Kofi Annan, the former UN secretary-general has died aged 80, international diplomats say.
Mr Annan, was the first black African to take up the role of the world’s top diplomat, serving two terms from 1997 to 2006.
He later served as the UN special envoy for Syria, leading efforts to find a peaceful solution to the conflict.
Mr Annan, of Ghanaian nationality, died in hospital in Bern, Switzerland, in the early hours of Saturday, two close associates of Annan said.
Born Kofi Atta Annan in Kumasi on April 8 1938 along with his twin sister Efua Atta, he attended Mfantsipim School, and the Kwame Nkrumah University of Science and Technology before going for a Bachelor’s degree in Economics at Macalester University in Minnesota, USA.
Subsequently, he did post-graduate courses in France and the USA. He grew up in a wealthy family in a country still under British rule, but two days before Kofu’s 19th birthday, the country finally won its independence, becoming Ghana.
He later said: “I walked away as a young man convinced that change is possible, even radical revolutionary change.”

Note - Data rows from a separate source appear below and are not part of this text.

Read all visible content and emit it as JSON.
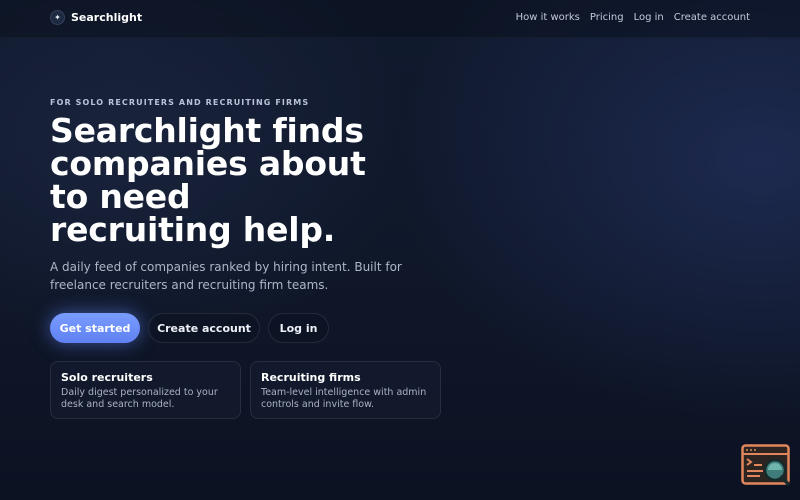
{
  "brand": {
    "icon": "sparkle-icon",
    "name": "Searchlight"
  },
  "nav": {
    "how_it_works": "How it works",
    "pricing": "Pricing",
    "log_in": "Log in",
    "create_account": "Create account"
  },
  "hero": {
    "eyebrow": "FOR SOLO RECRUITERS AND RECRUITING FIRMS",
    "headline": "Searchlight finds companies about to need recruiting help.",
    "subtext": "A daily feed of companies ranked by hiring intent. Built for freelance recruiters and recruiting firm teams.",
    "buttons": {
      "get_started": "Get started",
      "create_account": "Create account",
      "log_in": "Log in"
    }
  },
  "cards": [
    {
      "title": "Solo recruiters",
      "description": "Daily digest personalized to your desk and search model."
    },
    {
      "title": "Recruiting firms",
      "description": "Team-level intelligence with admin controls and invite flow."
    }
  ],
  "widget": {
    "icon": "browser-search-icon"
  },
  "colors": {
    "background": "#0f1729",
    "primary": "#6b8cff",
    "text": "#ffffff",
    "muted": "#aeb6c8"
  }
}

Mr Annan played a key role in the crises which have shaped the world, from the HIV/Aids pandemic, to the Iraq War and climate change, which won him a Nobel Peace Prize for humanitarian work.
His first job was with the UN as a budget officer with the World Health Organisation (WHO) and by 1993 he had risen to the post of under secretary-general and head of peacekeeping. But while in these roles, he faced the biggest scandal of his career.

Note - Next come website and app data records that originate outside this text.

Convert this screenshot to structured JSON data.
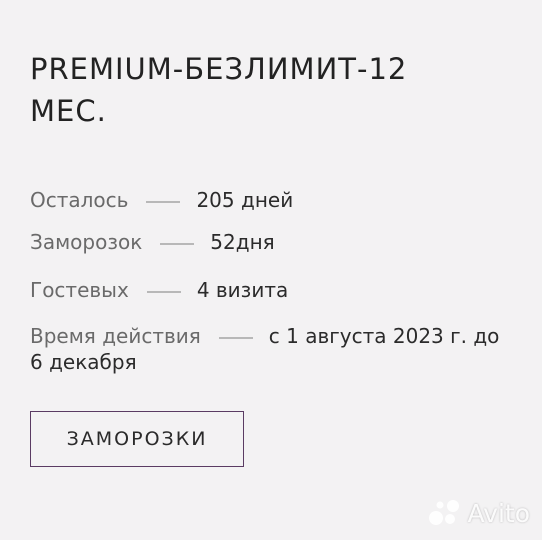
{
  "card": {
    "title": "PREMIUM-БЕЗЛИМИТ-12 МЕС.",
    "rows": [
      {
        "label": "Осталось",
        "value": "205 дней"
      },
      {
        "label": "Заморозок",
        "value": "52дня"
      },
      {
        "label": "Гостевых",
        "value": "4 визита"
      },
      {
        "label": "Время действия",
        "value": "с 1 августа 2023 г. до 6 декабря"
      }
    ],
    "freeze_button_label": "ЗАМОРОЗКИ"
  },
  "watermark": {
    "brand": "Avito",
    "icon": "avito-logo-icon"
  },
  "colors": {
    "background": "#f3f2f3",
    "button_border": "#5a3b63",
    "dash": "#b8b8b8"
  }
}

In 1994, up to 800,000 ethnic Tutsis and moderate Hutus were massacred in 100 days in Rwanda and the following year, up to 8,000 Muslims were executed by Serbian forces in a so-called UN safe area in Bosnia.

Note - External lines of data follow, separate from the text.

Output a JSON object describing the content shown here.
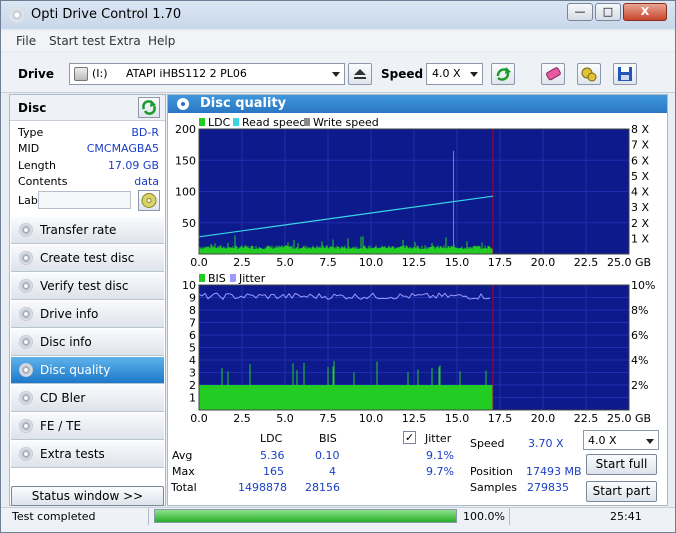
{
  "window": {
    "title": "Opti Drive Control 1.70",
    "min": "—",
    "max": "□",
    "close": "X"
  },
  "menu": [
    "File",
    "Start test",
    "Extra",
    "Help"
  ],
  "toolbar": {
    "drive_label": "Drive",
    "drive_letter": "(I:)",
    "drive_name": "ATAPI  iHBS112   2 PL06",
    "speed_label": "Speed",
    "speed_value": "4.0 X"
  },
  "disc": {
    "header": "Disc",
    "rows": [
      {
        "label": "Type",
        "value": "BD-R"
      },
      {
        "label": "MID",
        "value": "CMCMAGBA5"
      },
      {
        "label": "Length",
        "value": "17.09 GB"
      },
      {
        "label": "Contents",
        "value": "data"
      }
    ],
    "label_label": "Label"
  },
  "nav": [
    {
      "label": "Transfer rate",
      "active": false
    },
    {
      "label": "Create test disc",
      "active": false
    },
    {
      "label": "Verify test disc",
      "active": false
    },
    {
      "label": "Drive info",
      "active": false
    },
    {
      "label": "Disc info",
      "active": false
    },
    {
      "label": "Disc quality",
      "active": true
    },
    {
      "label": "CD Bler",
      "active": false
    },
    {
      "label": "FE / TE",
      "active": false
    },
    {
      "label": "Extra tests",
      "active": false
    }
  ],
  "status_window_label": "Status window >>",
  "panel_title": "Disc quality",
  "chart_data": [
    {
      "type": "bar",
      "legend": [
        "LDC",
        "Read speed",
        "Write speed"
      ],
      "legend_position": "top-left",
      "x_ticks": [
        "0.0",
        "2.5",
        "5.0",
        "7.5",
        "10.0",
        "12.5",
        "15.0",
        "17.5",
        "20.0",
        "22.5",
        "25.0 GB"
      ],
      "xlim": [
        0,
        25
      ],
      "y_left_ticks": [
        "200",
        "150",
        "100",
        "50"
      ],
      "ylim_left": [
        0,
        200
      ],
      "y_right_ticks": [
        "8 X",
        "7 X",
        "6 X",
        "5 X",
        "4 X",
        "3 X",
        "2 X",
        "1 X"
      ],
      "ylim_right": [
        0,
        8
      ],
      "disc_end_gb": 17.09,
      "ldc_baseline": 8,
      "ldc_spike": {
        "x": 14.8,
        "y": 165
      },
      "read_speed": {
        "x": [
          0,
          17.09
        ],
        "y": [
          1.1,
          3.7
        ]
      },
      "grid": true
    },
    {
      "type": "bar",
      "legend": [
        "BIS",
        "Jitter"
      ],
      "legend_position": "top-left",
      "x_ticks": [
        "0.0",
        "2.5",
        "5.0",
        "7.5",
        "10.0",
        "12.5",
        "15.0",
        "17.5",
        "20.0",
        "22.5",
        "25.0 GB"
      ],
      "xlim": [
        0,
        25
      ],
      "y_left_ticks": [
        "10",
        "9",
        "8",
        "7",
        "6",
        "5",
        "4",
        "3",
        "2",
        "1"
      ],
      "ylim_left": [
        0,
        10
      ],
      "y_right_ticks": [
        "10%",
        "8%",
        "6%",
        "4%",
        "2%"
      ],
      "ylim_right": [
        0,
        10
      ],
      "disc_end_gb": 17.09,
      "bis_level": 2,
      "jitter_level_pct": 9.1,
      "grid": true
    }
  ],
  "stats": {
    "col_ldc": "LDC",
    "col_bis": "BIS",
    "jitter_label": "Jitter",
    "jitter_checked": true,
    "rows": [
      {
        "label": "Avg",
        "ldc": "5.36",
        "bis": "0.10",
        "jitter": "9.1%"
      },
      {
        "label": "Max",
        "ldc": "165",
        "bis": "4",
        "jitter": "9.7%"
      },
      {
        "label": "Total",
        "ldc": "1498878",
        "bis": "28156",
        "jitter": ""
      }
    ],
    "speed_label": "Speed",
    "speed_value": "3.70 X",
    "speed_select": "4.0 X",
    "position_label": "Position",
    "position_value": "17493 MB",
    "samples_label": "Samples",
    "samples_value": "279835",
    "start_full": "Start full",
    "start_part": "Start part"
  },
  "status": {
    "text": "Test completed",
    "progress": 100,
    "progress_text": "100.0%",
    "time": "25:41"
  },
  "colors": {
    "ldc": "#22cc22",
    "read_speed": "#3ad6e6",
    "bg": "#0d1a8c",
    "grid": "#1e2eb0",
    "border": "#a00030"
  }
}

Mr Annan and his department came under fire for both incidents, particularly when it was revealed that his department had ignored information that had been passed to them, warning that the Rwandan genocide was being planned.